The Community Reinforcement and Family Training Program teaches families and friends effective strategies for helping their loved ones to change. It teaches families and friends how to change the way they are interacting to help the person move towards treatment. The Get Your Loved One Into Treatment Program is for family members of people addicted to ice. It helps them relate to their family members struggling with addiction. The first group to complete this program saw all of the participants' loved ones make contact with the Recovery Point, which is clearly an amazing result. Every day the Samaritans Recovery Program is transforming people's lives and it is organisations like this that the Government must adequately fund and invest in. The National Drug Institute made a submission to the Federal Parliamentary Joint Committee on Law Enforcement inquiry into crystal methamphetamine held last year. In that submission the National Drug Institute said that there is a need to build stronger connection to support the service provision for those affected by methamphetamine use.

This might include an organisation on workforce development for drug specialists and mainstream health services, and will include building strong referral and shared care pathways. There is a need for culturally safe Aboriginal health services and building capacity amongst these services; a need for establishing and evaluating programs such as online intervention; step-up, step-down withdrawal models—for example, combinations of non-residential and residential withdrawals and psychological and pharmacotherapy trials; trialling, and where indicated, investing in strategies that address the particular strategies of methamphetamine use—for example, protracted withdrawal, treatment retention, sexual risk taking and risk of blood born viruses [BBV] and sexually transmissible infections [STI]; and investing in strategies to enhance access to care across Australia, particularly in rural and remote regions.
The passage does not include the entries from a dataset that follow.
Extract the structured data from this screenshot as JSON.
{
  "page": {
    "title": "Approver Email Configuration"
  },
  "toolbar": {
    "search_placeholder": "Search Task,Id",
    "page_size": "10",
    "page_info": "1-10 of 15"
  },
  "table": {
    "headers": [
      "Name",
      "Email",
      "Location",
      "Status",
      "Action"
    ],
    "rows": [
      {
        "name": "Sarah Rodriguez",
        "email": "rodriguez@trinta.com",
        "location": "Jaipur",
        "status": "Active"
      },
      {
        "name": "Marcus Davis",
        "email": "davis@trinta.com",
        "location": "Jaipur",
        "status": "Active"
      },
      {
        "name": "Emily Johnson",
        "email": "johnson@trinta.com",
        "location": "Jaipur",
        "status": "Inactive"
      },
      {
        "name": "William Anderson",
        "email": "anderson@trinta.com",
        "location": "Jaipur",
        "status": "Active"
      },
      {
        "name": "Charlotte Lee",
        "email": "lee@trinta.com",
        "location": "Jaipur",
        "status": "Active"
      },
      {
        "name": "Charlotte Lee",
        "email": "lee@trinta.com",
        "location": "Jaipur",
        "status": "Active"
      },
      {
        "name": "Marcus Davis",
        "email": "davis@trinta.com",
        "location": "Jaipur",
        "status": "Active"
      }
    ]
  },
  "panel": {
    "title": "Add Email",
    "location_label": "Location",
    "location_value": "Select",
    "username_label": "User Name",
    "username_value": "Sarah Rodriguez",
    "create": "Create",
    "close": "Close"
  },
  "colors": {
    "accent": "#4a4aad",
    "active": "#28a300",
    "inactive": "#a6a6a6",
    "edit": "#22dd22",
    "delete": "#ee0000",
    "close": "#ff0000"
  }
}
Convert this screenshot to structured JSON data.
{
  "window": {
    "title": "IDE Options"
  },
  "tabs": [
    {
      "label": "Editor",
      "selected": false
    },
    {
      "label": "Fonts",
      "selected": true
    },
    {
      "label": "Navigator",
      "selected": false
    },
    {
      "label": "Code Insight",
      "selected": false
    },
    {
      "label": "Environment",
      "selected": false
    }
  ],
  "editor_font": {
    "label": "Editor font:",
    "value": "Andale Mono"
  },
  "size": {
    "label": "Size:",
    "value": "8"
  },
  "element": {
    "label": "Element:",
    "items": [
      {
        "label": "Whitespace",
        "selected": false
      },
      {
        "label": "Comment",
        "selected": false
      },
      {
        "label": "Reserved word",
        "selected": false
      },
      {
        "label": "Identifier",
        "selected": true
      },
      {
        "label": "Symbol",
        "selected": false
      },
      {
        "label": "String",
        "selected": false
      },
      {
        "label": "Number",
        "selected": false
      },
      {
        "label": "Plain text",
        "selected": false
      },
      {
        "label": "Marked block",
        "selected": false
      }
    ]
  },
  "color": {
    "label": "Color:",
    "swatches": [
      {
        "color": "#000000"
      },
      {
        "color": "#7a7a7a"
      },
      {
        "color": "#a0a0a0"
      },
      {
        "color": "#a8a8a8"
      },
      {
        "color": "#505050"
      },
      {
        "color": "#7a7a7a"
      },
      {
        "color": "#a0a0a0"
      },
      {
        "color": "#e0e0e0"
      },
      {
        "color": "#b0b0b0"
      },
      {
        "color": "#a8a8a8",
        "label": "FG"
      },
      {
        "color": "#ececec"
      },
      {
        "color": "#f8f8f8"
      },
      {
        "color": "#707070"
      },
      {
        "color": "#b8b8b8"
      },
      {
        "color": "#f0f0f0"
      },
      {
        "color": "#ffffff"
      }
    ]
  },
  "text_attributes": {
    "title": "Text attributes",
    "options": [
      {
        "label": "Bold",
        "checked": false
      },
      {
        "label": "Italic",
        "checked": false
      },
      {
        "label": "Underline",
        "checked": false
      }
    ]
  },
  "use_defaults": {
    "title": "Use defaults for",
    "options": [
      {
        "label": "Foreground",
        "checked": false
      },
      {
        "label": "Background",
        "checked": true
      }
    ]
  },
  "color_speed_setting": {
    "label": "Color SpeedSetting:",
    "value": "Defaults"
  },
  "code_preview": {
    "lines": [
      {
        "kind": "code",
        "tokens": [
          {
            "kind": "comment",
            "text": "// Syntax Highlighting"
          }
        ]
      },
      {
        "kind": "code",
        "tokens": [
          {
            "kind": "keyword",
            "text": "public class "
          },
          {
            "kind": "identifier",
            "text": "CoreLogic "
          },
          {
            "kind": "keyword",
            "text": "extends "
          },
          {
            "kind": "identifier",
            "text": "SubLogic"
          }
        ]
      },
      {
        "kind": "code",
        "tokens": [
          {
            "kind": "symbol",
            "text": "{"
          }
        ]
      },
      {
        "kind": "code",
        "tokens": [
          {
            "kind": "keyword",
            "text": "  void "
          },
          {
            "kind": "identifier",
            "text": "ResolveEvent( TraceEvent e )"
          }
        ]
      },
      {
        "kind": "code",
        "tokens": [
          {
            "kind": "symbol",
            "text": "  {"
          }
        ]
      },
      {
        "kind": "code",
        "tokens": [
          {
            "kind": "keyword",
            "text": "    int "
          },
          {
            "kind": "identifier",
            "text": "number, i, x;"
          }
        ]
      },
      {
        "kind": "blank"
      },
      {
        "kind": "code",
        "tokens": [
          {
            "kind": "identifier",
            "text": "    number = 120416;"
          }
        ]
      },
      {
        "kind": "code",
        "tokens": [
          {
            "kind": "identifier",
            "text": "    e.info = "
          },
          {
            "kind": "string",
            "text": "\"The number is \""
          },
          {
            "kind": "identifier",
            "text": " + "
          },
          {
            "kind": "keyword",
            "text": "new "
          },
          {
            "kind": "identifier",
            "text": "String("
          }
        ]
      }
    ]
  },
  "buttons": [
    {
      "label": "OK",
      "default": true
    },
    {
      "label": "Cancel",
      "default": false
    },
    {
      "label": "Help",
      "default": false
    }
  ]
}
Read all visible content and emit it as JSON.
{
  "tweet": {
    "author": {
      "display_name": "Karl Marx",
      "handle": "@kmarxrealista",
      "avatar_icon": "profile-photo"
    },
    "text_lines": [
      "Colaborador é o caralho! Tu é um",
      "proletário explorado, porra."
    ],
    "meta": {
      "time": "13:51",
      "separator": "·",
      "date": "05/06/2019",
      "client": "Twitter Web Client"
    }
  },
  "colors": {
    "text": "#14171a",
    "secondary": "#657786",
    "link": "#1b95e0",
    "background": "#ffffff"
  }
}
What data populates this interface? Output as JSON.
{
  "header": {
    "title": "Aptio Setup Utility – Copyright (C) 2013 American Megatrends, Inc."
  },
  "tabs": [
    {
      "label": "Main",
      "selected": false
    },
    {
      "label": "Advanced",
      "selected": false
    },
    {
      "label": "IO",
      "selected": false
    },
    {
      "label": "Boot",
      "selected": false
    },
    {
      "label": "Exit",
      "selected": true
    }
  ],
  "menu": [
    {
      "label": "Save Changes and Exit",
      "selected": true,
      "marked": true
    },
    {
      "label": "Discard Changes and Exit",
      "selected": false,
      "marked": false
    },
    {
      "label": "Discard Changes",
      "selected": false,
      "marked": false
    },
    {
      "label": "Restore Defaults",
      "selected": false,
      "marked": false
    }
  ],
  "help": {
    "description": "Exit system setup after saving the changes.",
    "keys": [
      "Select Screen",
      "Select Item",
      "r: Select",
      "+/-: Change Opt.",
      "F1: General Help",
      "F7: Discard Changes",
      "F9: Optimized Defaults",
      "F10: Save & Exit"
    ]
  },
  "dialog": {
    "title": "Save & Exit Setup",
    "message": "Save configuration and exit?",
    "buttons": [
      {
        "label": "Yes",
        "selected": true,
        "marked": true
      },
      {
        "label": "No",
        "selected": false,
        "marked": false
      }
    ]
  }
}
There are not enough services like the ones provided by the Samaritans program to address the issues raised in the National Drug Institute's submission. I call on the Government to provide essential additional funding either for programs like these to be provided by the public sector to the mental health system and caseworkers or to non-government organisations such as the Samaritans and others that adopt a non-judgemental and supportive wraparound approach. Such a wraparound approach, not just a law and order approach, is essential if the ice epidemic is to be combated across this State and particularly in the regions such as the Hunter.